→ Exercise directions
Could you repeat every record below exactly, leaving out the pictures?

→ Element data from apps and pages
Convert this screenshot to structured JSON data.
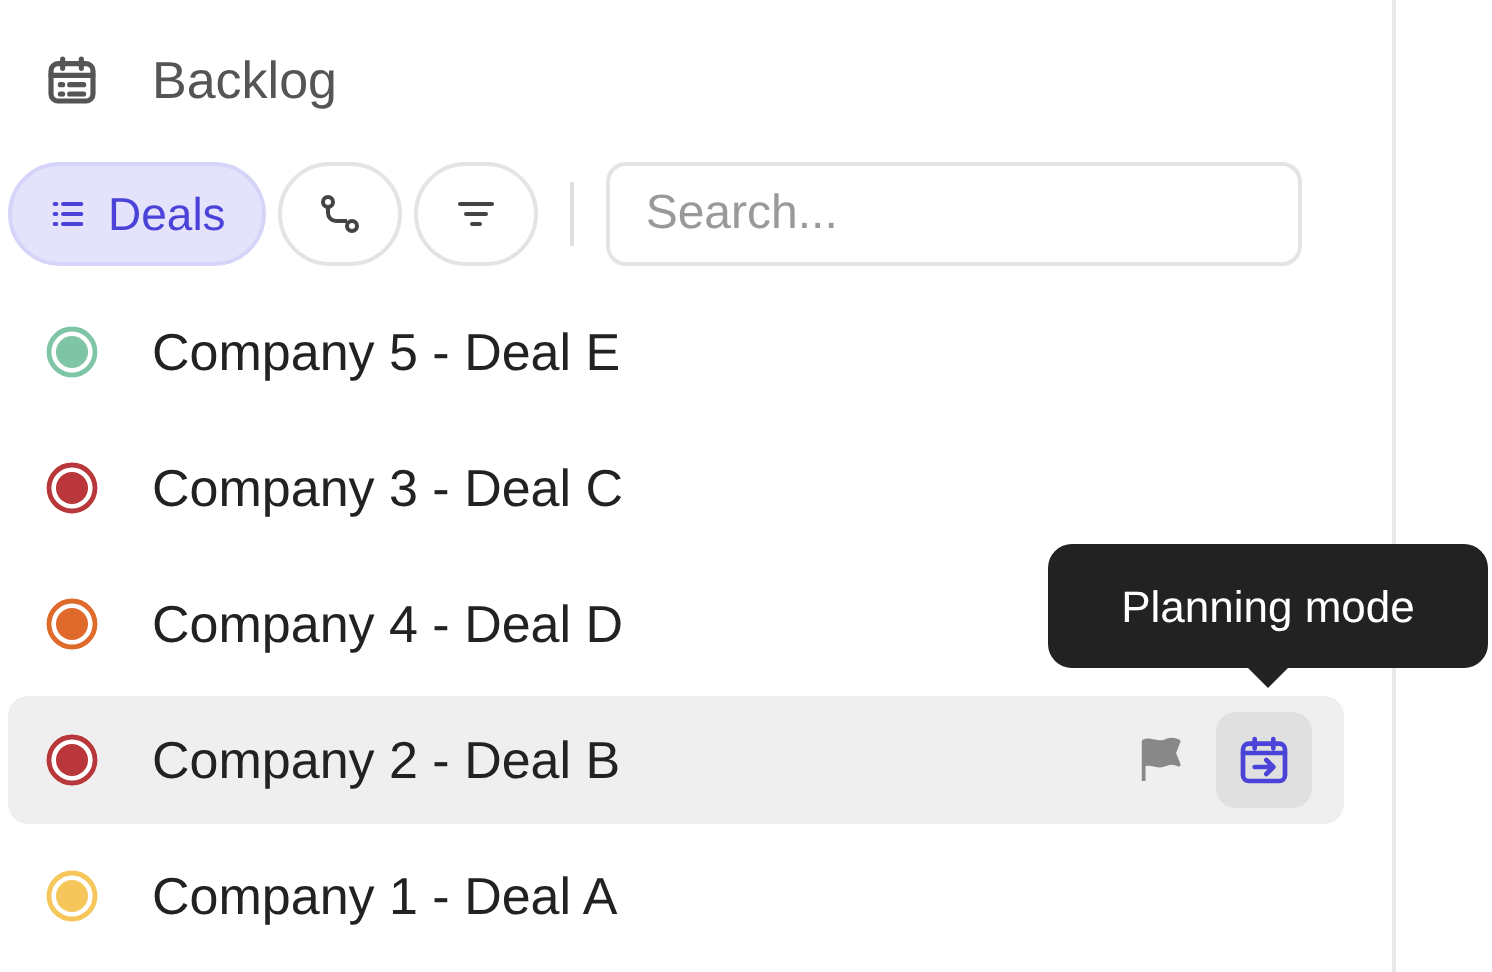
{
  "header": {
    "title": "Backlog"
  },
  "toolbar": {
    "tabs": [
      {
        "kind": "list",
        "label": "Deals",
        "selected": true
      },
      {
        "kind": "route",
        "selected": false
      },
      {
        "kind": "filter",
        "selected": false
      }
    ],
    "search": {
      "placeholder": "Search..."
    }
  },
  "deals": [
    {
      "name": "Company 5 - Deal E",
      "color": "#7fc4a4",
      "selected": false
    },
    {
      "name": "Company 3 - Deal C",
      "color": "#b9373a",
      "selected": false
    },
    {
      "name": "Company 4 - Deal D",
      "color": "#e06a2b",
      "selected": false
    },
    {
      "name": "Company 2 - Deal B",
      "color": "#b9373a",
      "selected": true
    },
    {
      "name": "Company 1 - Deal A",
      "color": "#f5c75a",
      "selected": false
    }
  ],
  "tooltip": {
    "text": "Planning mode"
  }
}
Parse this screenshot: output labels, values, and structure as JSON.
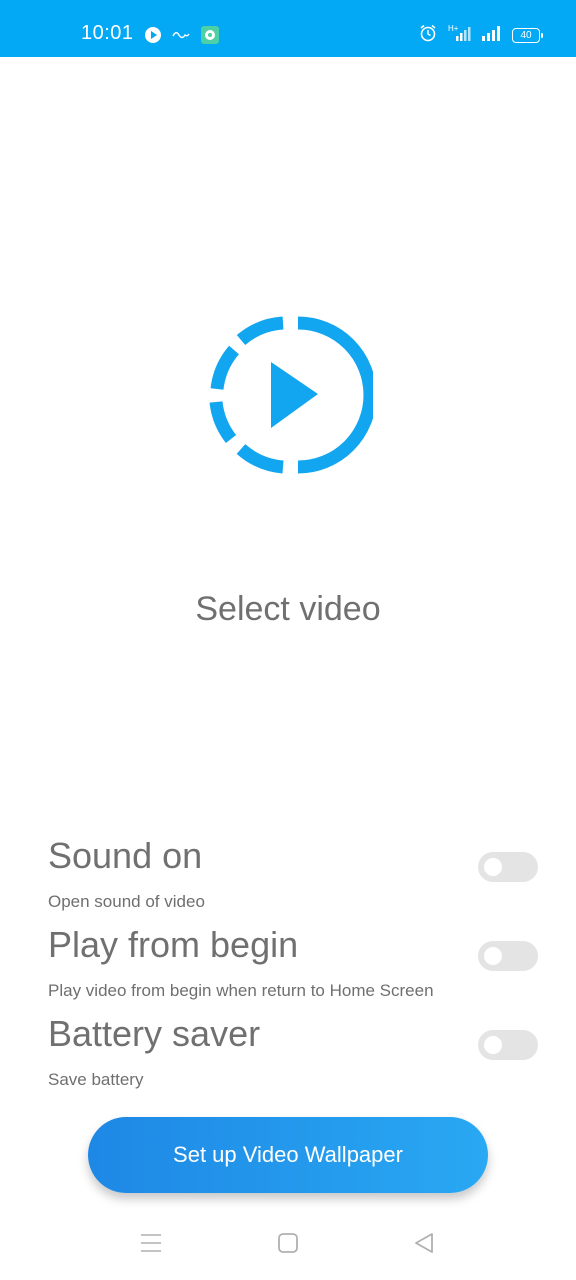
{
  "status_bar": {
    "time": "10:01",
    "left_icons": [
      "play-circle-icon",
      "app-notification-icon",
      "chat-bubble-icon"
    ],
    "right_icons": [
      "alarm-icon",
      "network-hplus-icon",
      "signal-icon"
    ],
    "battery": "40"
  },
  "main": {
    "picker_icon": "video-play-icon",
    "select_label": "Select video"
  },
  "settings": [
    {
      "title": "Sound on",
      "subtitle": "Open sound of video",
      "enabled": false
    },
    {
      "title": "Play from begin",
      "subtitle": "Play video from begin when return to Home Screen",
      "enabled": false
    },
    {
      "title": "Battery saver",
      "subtitle": "Save battery",
      "enabled": false
    }
  ],
  "action_button": {
    "label": "Set up Video Wallpaper"
  },
  "nav_bar": {
    "icons": [
      "menu-icon",
      "home-icon",
      "back-icon"
    ]
  },
  "colors": {
    "accent": "#03A9F4",
    "button_start": "#1E88E5",
    "button_end": "#29A8F3",
    "text_gray": "#707070"
  }
}
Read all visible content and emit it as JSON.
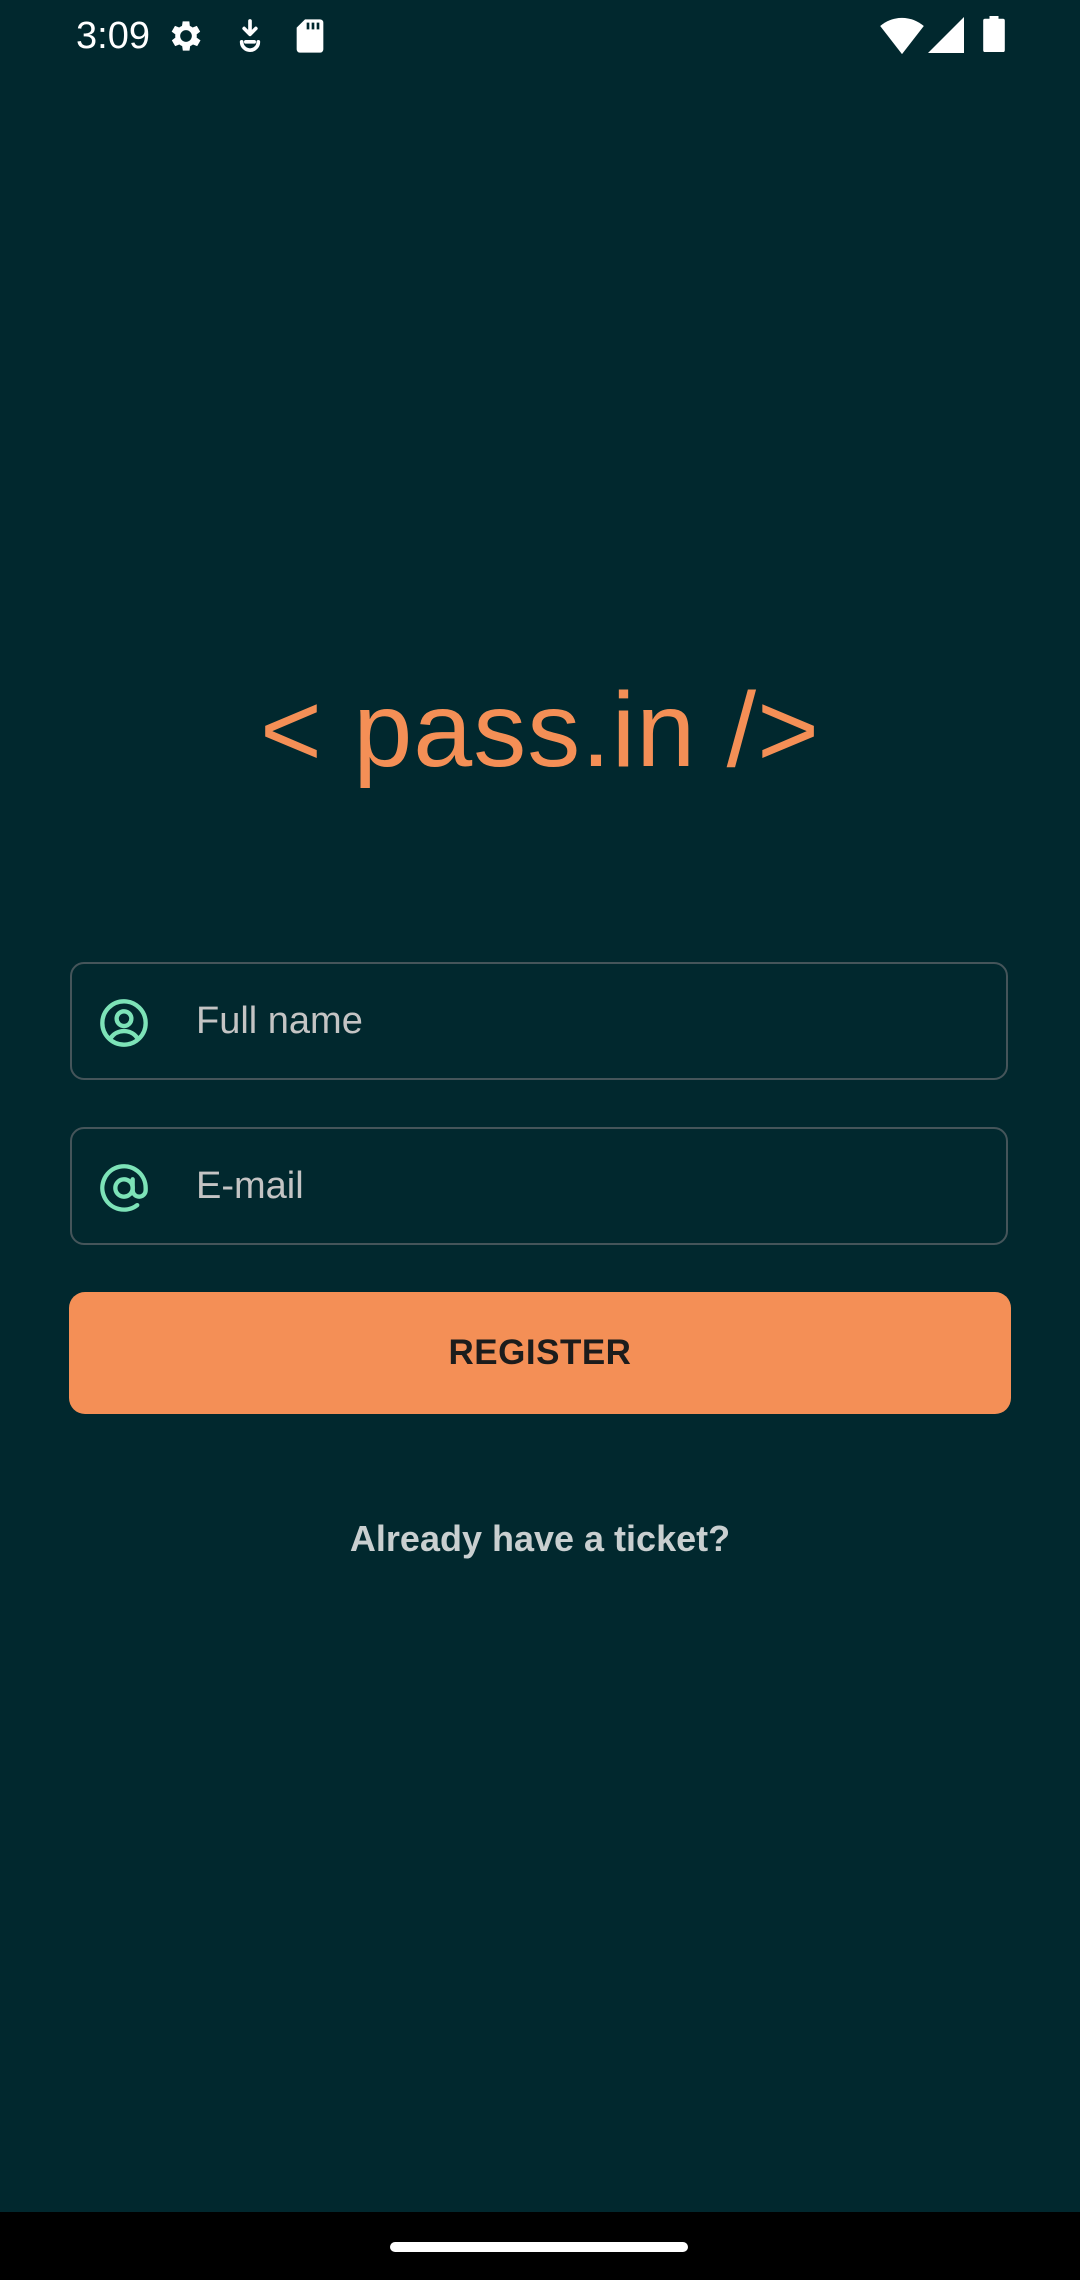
{
  "status_bar": {
    "time": "3:09",
    "left_icons": [
      "gear-icon",
      "download-icon",
      "sd-card-icon"
    ],
    "right_icons": [
      "wifi-icon",
      "signal-icon",
      "battery-icon"
    ]
  },
  "app": {
    "logo_text": "< pass.in />",
    "colors": {
      "background": "#01282e",
      "accent": "#f48f56",
      "icon": "#7de3b8",
      "border": "#45555a"
    }
  },
  "form": {
    "name_field": {
      "icon": "user-circle-icon",
      "placeholder": "Full name",
      "value": ""
    },
    "email_field": {
      "icon": "at-sign-icon",
      "placeholder": "E-mail",
      "value": ""
    },
    "register_label": "REGISTER",
    "ticket_link_label": "Already have a ticket?"
  }
}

→ Task output
Convert this screenshot to structured JSON data.
{
  "header": {
    "title": "Backlog"
  },
  "toolbar": {
    "tabs": [
      {
        "kind": "list",
        "label": "Deals",
        "selected": true
      },
      {
        "kind": "route",
        "selected": false
      },
      {
        "kind": "filter",
        "selected": false
      }
    ],
    "search": {
      "placeholder": "Search..."
    }
  },
  "deals": [
    {
      "name": "Company 5 - Deal E",
      "color": "#7fc4a4",
      "selected": false
    },
    {
      "name": "Company 3 - Deal C",
      "color": "#b9373a",
      "selected": false
    },
    {
      "name": "Company 4 - Deal D",
      "color": "#e06a2b",
      "selected": false
    },
    {
      "name": "Company 2 - Deal B",
      "color": "#b9373a",
      "selected": true
    },
    {
      "name": "Company 1 - Deal A",
      "color": "#f5c75a",
      "selected": false
    }
  ],
  "tooltip": {
    "text": "Planning mode"
  }
}
Parse this screenshot: output labels, values, and structure as JSON.
{
  "status_bar": {
    "time": "10:01",
    "left_icons": [
      "play-circle-icon",
      "app-notification-icon",
      "chat-bubble-icon"
    ],
    "right_icons": [
      "alarm-icon",
      "network-hplus-icon",
      "signal-icon"
    ],
    "battery": "40"
  },
  "main": {
    "picker_icon": "video-play-icon",
    "select_label": "Select video"
  },
  "settings": [
    {
      "title": "Sound on",
      "subtitle": "Open sound of video",
      "enabled": false
    },
    {
      "title": "Play from begin",
      "subtitle": "Play video from begin when return to Home Screen",
      "enabled": false
    },
    {
      "title": "Battery saver",
      "subtitle": "Save battery",
      "enabled": false
    }
  ],
  "action_button": {
    "label": "Set up Video Wallpaper"
  },
  "nav_bar": {
    "icons": [
      "menu-icon",
      "home-icon",
      "back-icon"
    ]
  },
  "colors": {
    "accent": "#03A9F4",
    "button_start": "#1E88E5",
    "button_end": "#29A8F3",
    "text_gray": "#707070"
  }
}
Read all visible content and emit it as JSON.
{
  "status_bar": {
    "time": "3:09",
    "left_icons": [
      "gear-icon",
      "download-icon",
      "sd-card-icon"
    ],
    "right_icons": [
      "wifi-icon",
      "signal-icon",
      "battery-icon"
    ]
  },
  "app": {
    "logo_text": "< pass.in />",
    "colors": {
      "background": "#01282e",
      "accent": "#f48f56",
      "icon": "#7de3b8",
      "border": "#45555a"
    }
  },
  "form": {
    "name_field": {
      "icon": "user-circle-icon",
      "placeholder": "Full name",
      "value": ""
    },
    "email_field": {
      "icon": "at-sign-icon",
      "placeholder": "E-mail",
      "value": ""
    },
    "register_label": "REGISTER",
    "ticket_link_label": "Already have a ticket?"
  }
}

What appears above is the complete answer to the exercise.